The U.S. Food and Drug Administration issued a safety announcement restricting the use of medications containing codeine or tramadol for children due to the potentially serious side effects, including difficulty breathing and death.

The two drugs, which are opioids designed to treat pain and help control coughing, will undergo a series of labeling changes to protect children from the risks associated with the medications.

“We are requiring these changes because we know that some children who received codeine or tramadol have experienced life-threatening respiratory depression and death because they metabolize these medicines much faster than usual (called ultra-rapid metabolism), causing dangerously high levels of active drug in their bodies,” Dr. Douglas Throckmorton, deputy center director for regulatory programs at the FDA’s Center for Drug Evaluation and Research, said in a statement April 20.

The highest risk associated with codeine and tramadol concern children younger than 12 and adolescents between 12 and 18 who are obese or have breathing problems like sleep apnea. Infants breastfeeding from mothers taking the drugs are also at risk of developing side effects.

“Respiratory depression can also occur in nursing babies, when mothers who are ultra-rapid metabolizers take these types of medicines and pass it along to their children through their breast milk,” Throckmorton said.

The FDA announced four labeling changes to the drugs, which expands upon a safety announcement issued in 2013.

Labels for codeine and tramadol will now carry the agency’s strongest warning called a contraindication alerting consumers that neither drug should be used in children younger than 12 years old. A contraindication, which is only given when “the risk outweighs any possible therapeutic benefit,” was also added to the label for tramadol, advising against its use in children under 18 to treat pain after surgery to remove the tonsils or adenoids.

A warning was added to the labels recommending against their use in adolescents between 12 and 18 who are obese or have breathing problems. The warning against mothers breastfeeding taking the drugs was also strengthened.

Dozens of Child Deaths Linked to Codeine and Tramadol

The latest update is not the first time the FDA issued warnings about the two drugs. Along with the 2013 label update, the agency issued a safety announcement in July 2015 and one in September 2015.

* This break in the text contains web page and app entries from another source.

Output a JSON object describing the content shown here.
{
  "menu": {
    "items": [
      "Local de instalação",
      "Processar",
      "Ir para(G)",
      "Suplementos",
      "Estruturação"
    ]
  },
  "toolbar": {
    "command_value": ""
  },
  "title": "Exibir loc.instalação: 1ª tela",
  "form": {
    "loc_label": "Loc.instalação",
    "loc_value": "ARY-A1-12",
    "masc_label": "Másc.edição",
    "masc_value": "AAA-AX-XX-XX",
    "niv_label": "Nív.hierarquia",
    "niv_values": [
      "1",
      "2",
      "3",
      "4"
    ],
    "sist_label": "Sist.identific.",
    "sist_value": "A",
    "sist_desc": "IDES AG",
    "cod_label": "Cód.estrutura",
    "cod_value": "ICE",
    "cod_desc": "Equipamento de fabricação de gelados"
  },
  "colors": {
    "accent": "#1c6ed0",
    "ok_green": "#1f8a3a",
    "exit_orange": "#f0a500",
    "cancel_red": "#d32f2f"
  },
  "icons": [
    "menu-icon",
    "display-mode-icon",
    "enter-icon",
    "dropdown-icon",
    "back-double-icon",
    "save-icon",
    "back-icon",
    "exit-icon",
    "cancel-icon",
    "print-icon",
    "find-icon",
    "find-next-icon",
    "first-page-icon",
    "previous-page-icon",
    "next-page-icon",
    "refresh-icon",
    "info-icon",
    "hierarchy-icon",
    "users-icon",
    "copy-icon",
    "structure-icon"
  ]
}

The two announcements revealed that the agency was investigating the use of codeine and tramadol and potentially serious side effects when used by children. Those issues were further discussed at a joint FDA advisory meeting in December 2015.

In its review, the FDA examined decades worth of reports submitted to the agency between January 1969 and May 2015. It revealed 64 cases of serious breathing problems, which included 24 deaths, in children younger than 18 taking codeine.

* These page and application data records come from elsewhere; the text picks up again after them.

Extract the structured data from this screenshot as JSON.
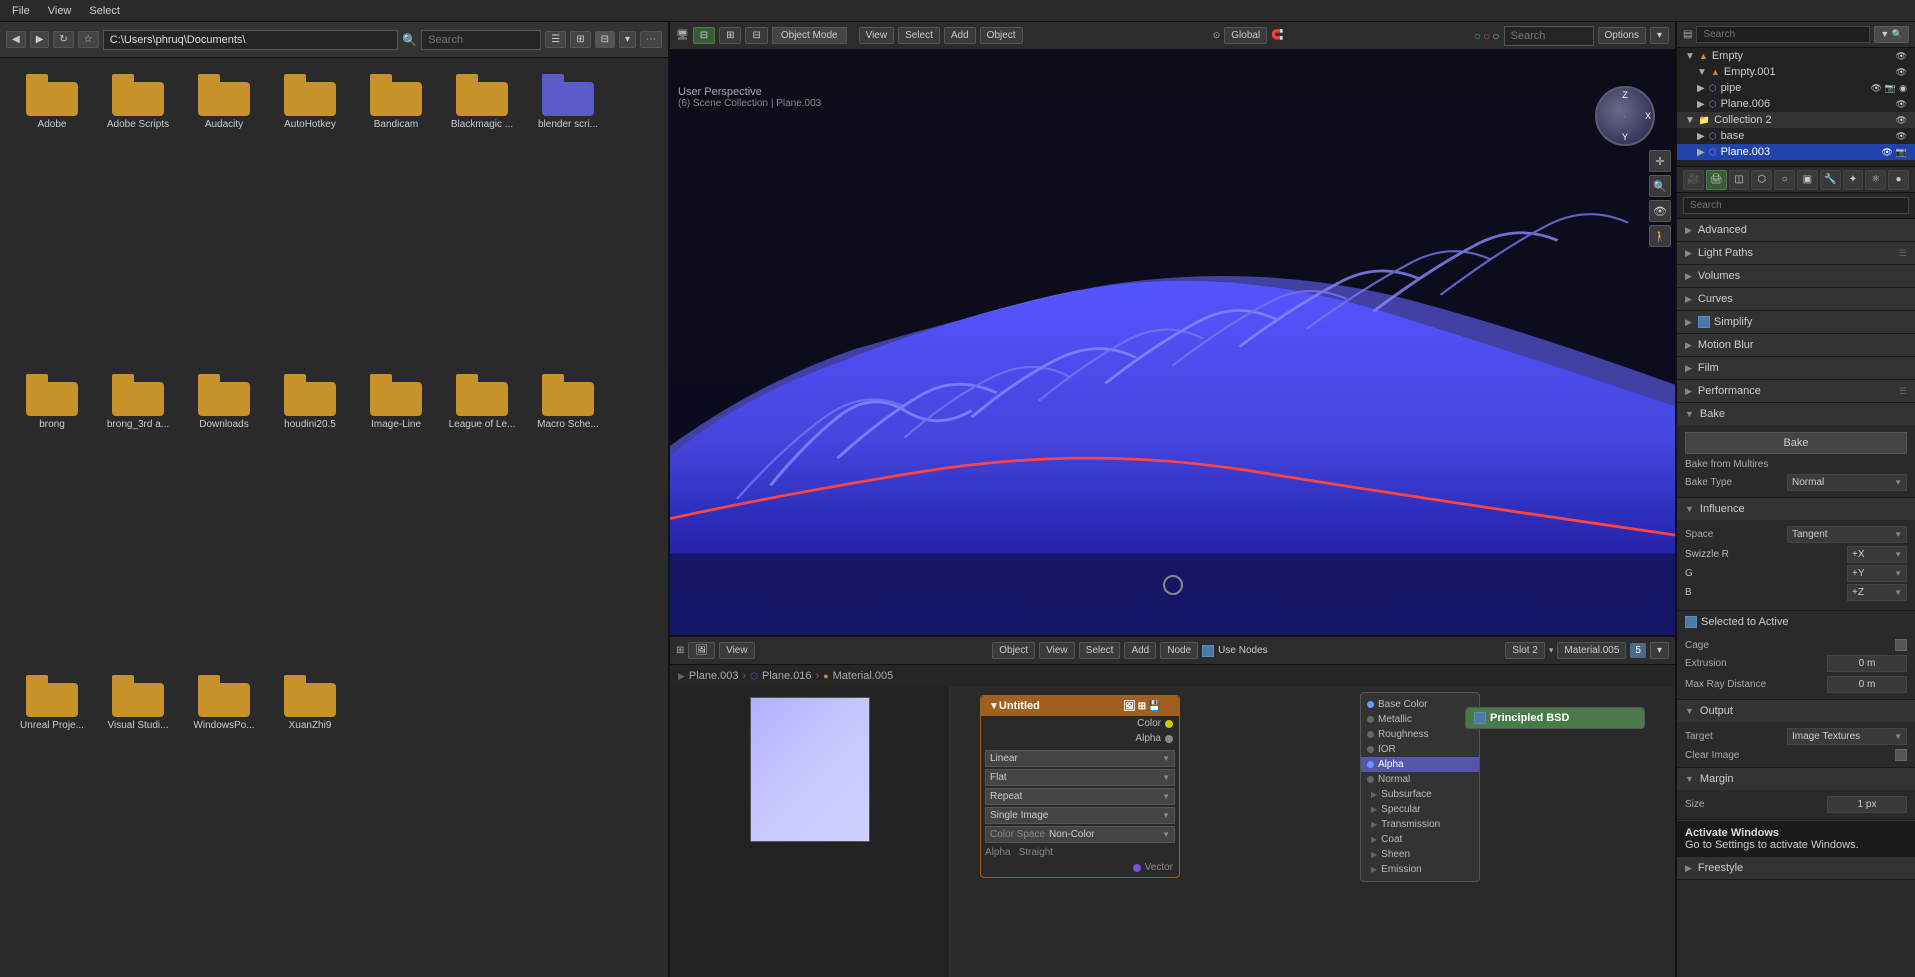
{
  "topbar": {
    "menus": [
      "File",
      "View",
      "Select"
    ]
  },
  "filebrowser": {
    "path": "C:\\Users\\phruq\\Documents\\",
    "search_placeholder": "Search",
    "items": [
      {
        "name": "Adobe",
        "type": "folder"
      },
      {
        "name": "Adobe Scripts",
        "type": "folder"
      },
      {
        "name": "Audacity",
        "type": "folder"
      },
      {
        "name": "AutoHotkey",
        "type": "folder"
      },
      {
        "name": "Bandicam",
        "type": "folder"
      },
      {
        "name": "Blackmagic ...",
        "type": "folder"
      },
      {
        "name": "blender scri...",
        "type": "folder"
      },
      {
        "name": "brong",
        "type": "folder"
      },
      {
        "name": "brong_3rd a...",
        "type": "folder"
      },
      {
        "name": "Downloads",
        "type": "folder"
      },
      {
        "name": "houdini20.5",
        "type": "folder"
      },
      {
        "name": "Image-Line",
        "type": "folder"
      },
      {
        "name": "League of Le...",
        "type": "folder"
      },
      {
        "name": "Macro Sche...",
        "type": "folder"
      },
      {
        "name": "Unreal Proje...",
        "type": "folder"
      },
      {
        "name": "Visual Studi...",
        "type": "folder"
      },
      {
        "name": "WindowsPo...",
        "type": "folder"
      },
      {
        "name": "XuanZhi9",
        "type": "folder"
      }
    ]
  },
  "viewport3d": {
    "label": "User Perspective",
    "scene_label": "(6) Scene Collection | Plane.003",
    "mode": "Object Mode",
    "menus": [
      "View",
      "Select",
      "Add",
      "Object"
    ],
    "header_mode": "Global",
    "search_placeholder": "Search",
    "options": "Options"
  },
  "outliner": {
    "search_placeholder": "Search",
    "items": [
      {
        "name": "Empty",
        "indent": 2,
        "type": "empty",
        "icon": "▼"
      },
      {
        "name": "Empty.001",
        "indent": 2,
        "type": "empty",
        "icon": "▼"
      },
      {
        "name": "pipe",
        "indent": 2,
        "type": "mesh",
        "icon": "▼"
      },
      {
        "name": "Plane.006",
        "indent": 2,
        "type": "plane",
        "icon": "▼"
      },
      {
        "name": "Collection 2",
        "indent": 1,
        "type": "collection",
        "icon": "▼"
      },
      {
        "name": "base",
        "indent": 2,
        "type": "mesh",
        "icon": "▼"
      },
      {
        "name": "Plane.003",
        "indent": 2,
        "type": "plane",
        "icon": "▼",
        "selected": true
      }
    ]
  },
  "properties": {
    "search_placeholder": "Search",
    "sections": [
      {
        "name": "Advanced",
        "expanded": false
      },
      {
        "name": "Light Paths",
        "expanded": false
      },
      {
        "name": "Volumes",
        "expanded": false
      },
      {
        "name": "Curves",
        "expanded": false
      },
      {
        "name": "Simplify",
        "expanded": true,
        "checked": true
      },
      {
        "name": "Motion Blur",
        "expanded": false
      },
      {
        "name": "Film",
        "expanded": false
      },
      {
        "name": "Performance",
        "expanded": false
      },
      {
        "name": "Bake",
        "expanded": true
      },
      {
        "name": "Output",
        "expanded": true
      },
      {
        "name": "Margin",
        "expanded": true
      },
      {
        "name": "Freestyle",
        "expanded": false
      }
    ],
    "bake": {
      "bake_btn": "Bake",
      "bake_from_multires": "Bake from Multires",
      "bake_type_label": "Bake Type",
      "bake_type_value": "Normal"
    },
    "influence": {
      "space_label": "Space",
      "space_value": "Tangent",
      "swizzle_r": "R",
      "swizzle_r_val": "+X",
      "swizzle_g": "G",
      "swizzle_g_val": "+Y",
      "swizzle_b": "B",
      "swizzle_b_val": "+Z"
    },
    "selected_to_active": {
      "label": "Selected to Active",
      "cage": "Cage",
      "extrusion_label": "Extrusion",
      "extrusion_val": "0 m",
      "max_ray_label": "Max Ray Distance",
      "max_ray_val": "0 m"
    },
    "output": {
      "target_label": "Target",
      "target_val": "Image Textures",
      "clear_image": "Clear Image"
    },
    "margin": {
      "size_label": "Size",
      "size_val": "1 px"
    }
  },
  "node_editor": {
    "title": "Untitled",
    "view_menu": "View",
    "use_nodes": "Use Nodes",
    "mode": "Object",
    "slot": "Slot 2",
    "material": "Material.005",
    "breadcrumb": [
      "Plane.003",
      "Plane.016",
      "Material.005"
    ],
    "principled_bsdf_label": "Principled BSD",
    "img_texture": {
      "title": "Untitled",
      "color_label": "Color",
      "alpha_label": "Alpha",
      "interpolation": "Linear",
      "projection": "Flat",
      "extension": "Repeat",
      "source": "Single Image",
      "color_space_label": "Color Space",
      "color_space_val": "Non-Color",
      "alpha_label2": "Alpha",
      "alpha_val": "Straight",
      "vector_label": "Vector"
    },
    "input_list": {
      "items": [
        {
          "name": "Base Color",
          "active": true
        },
        {
          "name": "Metallic"
        },
        {
          "name": "Roughness"
        },
        {
          "name": "IOR"
        },
        {
          "name": "Alpha",
          "highlighted": true
        },
        {
          "name": "Normal"
        },
        {
          "name": "Subsurface"
        },
        {
          "name": "Specular"
        },
        {
          "name": "Transmission"
        },
        {
          "name": "Coat"
        },
        {
          "name": "Sheen"
        },
        {
          "name": "Emission"
        }
      ]
    }
  },
  "activate_windows": {
    "title": "Activate Windows",
    "text": "Go to Settings to activate Windows."
  }
}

In one case, a 10-year-old died after taking codeine as a cough suppressant at a higher dose than prescribed.

“We also identified nine cases of serious breathing problems, including three deaths, with the use of tramadol in children younger than 18 years from January 1969 to March 2016,” the agency said in the announcement. “The majority of serious side effects with both codeine and tramadol occurred in children younger than 12 years, and some cases occurred after a single dose of the medicine.”

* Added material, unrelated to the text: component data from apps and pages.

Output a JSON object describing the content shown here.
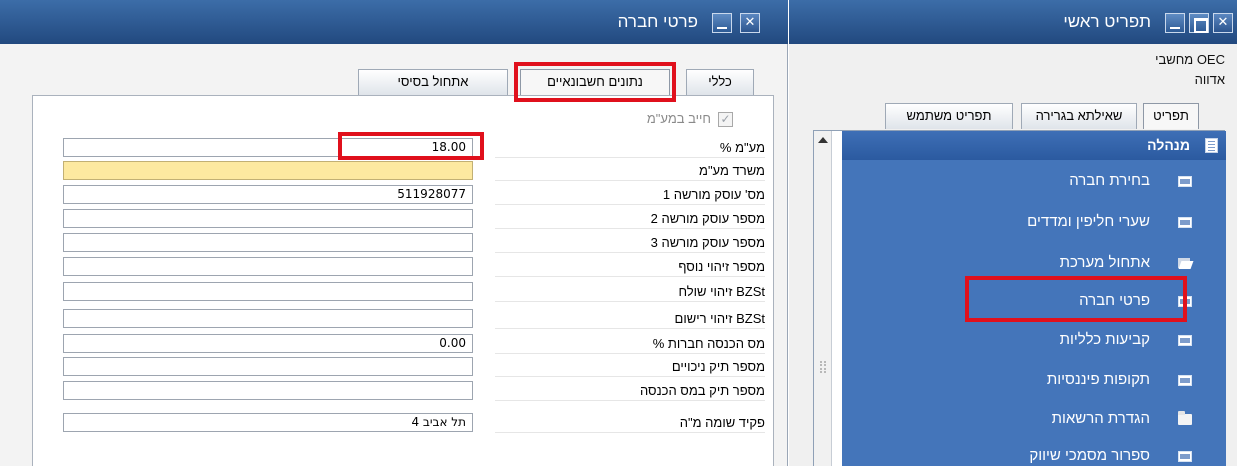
{
  "details_window": {
    "title": "פרטי חברה",
    "tabs": [
      {
        "label": "כללי"
      },
      {
        "label": "נתונים חשבונאיים"
      },
      {
        "label": "אתחול בסיסי"
      }
    ],
    "vat_liable_label": "חייב במע\"מ",
    "fields": [
      {
        "label": "% מע\"מ",
        "value": "18.00"
      },
      {
        "label": "משרד מע\"מ",
        "value": ""
      },
      {
        "label": "מס' עוסק מורשה 1",
        "value": "511928077"
      },
      {
        "label": "מספר עוסק מורשה 2",
        "value": ""
      },
      {
        "label": "מספר עוסק מורשה 3",
        "value": ""
      },
      {
        "label": "מספר זיהוי נוסף",
        "value": ""
      },
      {
        "label": "זיהוי שולח BZSt",
        "value": ""
      },
      {
        "label": "זיהוי רישום BZSt",
        "value": ""
      },
      {
        "label": "% מס הכנסה חברות",
        "value": "0.00"
      },
      {
        "label": "מספר תיק ניכויים",
        "value": ""
      },
      {
        "label": "מספר תיק במס הכנסה",
        "value": ""
      },
      {
        "label": "פקיד שומה מ\"ה",
        "value": "תל אביב 4"
      }
    ]
  },
  "menu_window": {
    "title": "תפריט ראשי",
    "info_line1": "מחשבי OEC",
    "info_line2": "אדווה",
    "tabs": [
      {
        "label": "תפריט"
      },
      {
        "label": "שאילתא בגרירה"
      },
      {
        "label": "תפריט משתמש"
      }
    ],
    "section_header": "מנהלה",
    "items": [
      {
        "label": "בחירת חברה",
        "icon": "form-icon"
      },
      {
        "label": "שערי חליפין ומדדים",
        "icon": "form-icon"
      },
      {
        "label": "אתחול מערכת",
        "icon": "folder-open-icon"
      },
      {
        "label": "פרטי חברה",
        "icon": "form-icon"
      },
      {
        "label": "קביעות כלליות",
        "icon": "form-icon"
      },
      {
        "label": "תקופות פיננסיות",
        "icon": "form-icon"
      },
      {
        "label": "הגדרת הרשאות",
        "icon": "folder-icon"
      },
      {
        "label": "ספרור מסמכי שיווק",
        "icon": "form-icon"
      }
    ]
  },
  "colors": {
    "titlebar": "#2d5a95",
    "menu_background": "#4475ba",
    "highlight": "#e0101c",
    "required_field": "#fde9a0"
  }
}
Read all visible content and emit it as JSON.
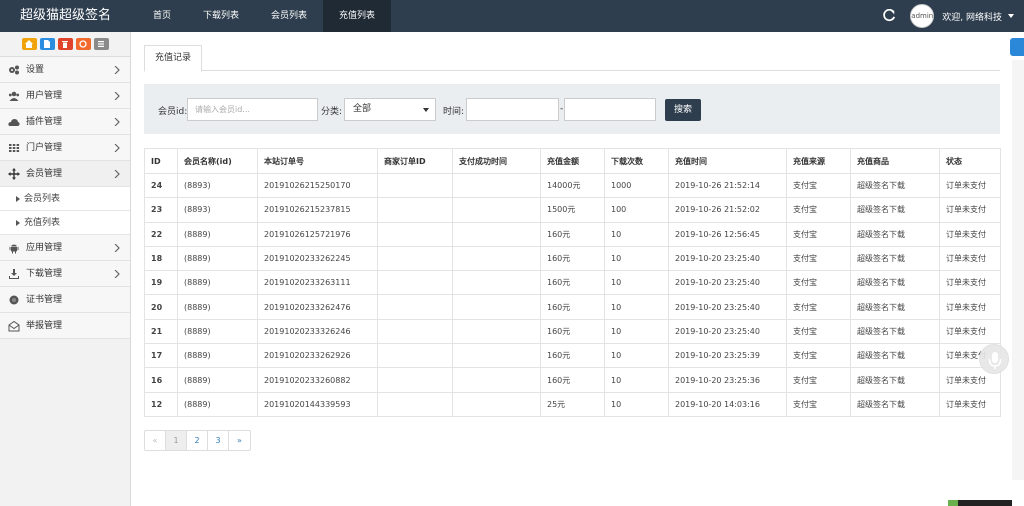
{
  "navbar": {
    "brand": "超级猫超级签名",
    "items": [
      {
        "label": "首页",
        "active": false
      },
      {
        "label": "下载列表",
        "active": false
      },
      {
        "label": "会员列表",
        "active": false
      },
      {
        "label": "充值列表",
        "active": true
      }
    ],
    "avatar_text": "admin",
    "welcome": "欢迎, 网络科技",
    "bg_color": "#2e3e4e"
  },
  "sidebar": {
    "shortcuts": [
      {
        "icon": "home-icon",
        "color": "#f0a30a"
      },
      {
        "icon": "file-icon",
        "color": "#2b8de0"
      },
      {
        "icon": "trash-icon",
        "color": "#e0432b"
      },
      {
        "icon": "recycle-icon",
        "color": "#f26a2b"
      },
      {
        "icon": "list-icon",
        "color": "#8a8a8a"
      }
    ],
    "items": [
      {
        "label": "设置",
        "icon": "gears-icon"
      },
      {
        "label": "用户管理",
        "icon": "users-icon"
      },
      {
        "label": "插件管理",
        "icon": "cloud-icon"
      },
      {
        "label": "门户管理",
        "icon": "grid-icon"
      },
      {
        "label": "会员管理",
        "icon": "move-icon",
        "open": true
      },
      {
        "label": "应用管理",
        "icon": "android-icon"
      },
      {
        "label": "下载管理",
        "icon": "download-icon"
      },
      {
        "label": "证书管理",
        "icon": "certificate-icon"
      },
      {
        "label": "举报管理",
        "icon": "envelope-icon"
      }
    ],
    "subitems": [
      {
        "label": "会员列表"
      },
      {
        "label": "充值列表"
      }
    ]
  },
  "main": {
    "tab": "充值记录",
    "filter": {
      "member_label": "会员id:",
      "member_placeholder": "请输入会员id...",
      "category_label": "分类:",
      "category_value": "全部",
      "time_label": "时间:",
      "dash": "-",
      "search_button": "搜索"
    },
    "table": {
      "headers": [
        "ID",
        "会员名称(id)",
        "本站订单号",
        "商家订单ID",
        "支付成功时间",
        "充值金额",
        "下载次数",
        "充值时间",
        "充值来源",
        "充值商品",
        "状态"
      ],
      "rows": [
        [
          "24",
          "(8893)",
          "20191026215250170",
          "",
          "",
          "14000元",
          "1000",
          "2019-10-26 21:52:14",
          "支付宝",
          "超级签名下载",
          "订单未支付"
        ],
        [
          "23",
          "(8893)",
          "20191026215237815",
          "",
          "",
          "1500元",
          "100",
          "2019-10-26 21:52:02",
          "支付宝",
          "超级签名下载",
          "订单未支付"
        ],
        [
          "22",
          "(8889)",
          "20191026125721976",
          "",
          "",
          "160元",
          "10",
          "2019-10-26 12:56:45",
          "支付宝",
          "超级签名下载",
          "订单未支付"
        ],
        [
          "18",
          "(8889)",
          "20191020233262245",
          "",
          "",
          "160元",
          "10",
          "2019-10-20 23:25:40",
          "支付宝",
          "超级签名下载",
          "订单未支付"
        ],
        [
          "19",
          "(8889)",
          "20191020233263111",
          "",
          "",
          "160元",
          "10",
          "2019-10-20 23:25:40",
          "支付宝",
          "超级签名下载",
          "订单未支付"
        ],
        [
          "20",
          "(8889)",
          "20191020233262476",
          "",
          "",
          "160元",
          "10",
          "2019-10-20 23:25:40",
          "支付宝",
          "超级签名下载",
          "订单未支付"
        ],
        [
          "21",
          "(8889)",
          "20191020233326246",
          "",
          "",
          "160元",
          "10",
          "2019-10-20 23:25:40",
          "支付宝",
          "超级签名下载",
          "订单未支付"
        ],
        [
          "17",
          "(8889)",
          "20191020233262926",
          "",
          "",
          "160元",
          "10",
          "2019-10-20 23:25:39",
          "支付宝",
          "超级签名下载",
          "订单未支付"
        ],
        [
          "16",
          "(8889)",
          "20191020233260882",
          "",
          "",
          "160元",
          "10",
          "2019-10-20 23:25:36",
          "支付宝",
          "超级签名下载",
          "订单未支付"
        ],
        [
          "12",
          "(8889)",
          "20191020144339593",
          "",
          "",
          "25元",
          "10",
          "2019-10-20 14:03:16",
          "支付宝",
          "超级签名下载",
          "订单未支付"
        ]
      ]
    },
    "pagination": {
      "prev": "«",
      "pages": [
        "1",
        "2",
        "3"
      ],
      "active": "1",
      "next": "»"
    }
  }
}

Numerous reports of excess sleepiness and serious breathing problems, including one death, were found in infants breastfed by mothers taking codeine.

Since the FDA only counted reports submitted through its adverse effects reporting system, the actual number of incidents may be higher.

While tramadol is only available through prescriptions, codeine is available in over-the-counter medications in some states. The agency said it is considering regulatory action for over-the-counter codeine products.

FDA Issues Advice for Health Care Professionals

The FDA is advising heath care professionals to use over-the-counter or other approved prescription medicines for treating cough and pain in children. The agency also said that a cough is not serious and “usually will get better on its own so treatment may not be necessary.”

Concerns over codeine use in children have been around for years, but physicians continue prescribing the medication to children, according to a September 2016 clinical report from the American Academy of Pediatrics.

“Although these concerns have been emphasized by the FDA, the European Medicines Agency, Health Canada, and the American Academy of Pediatrics, regular codeine administration to children continues,” it said.

Patients and health care professionals are urged to report side effects related to codeine or tramadol to the FDA MedWatch program.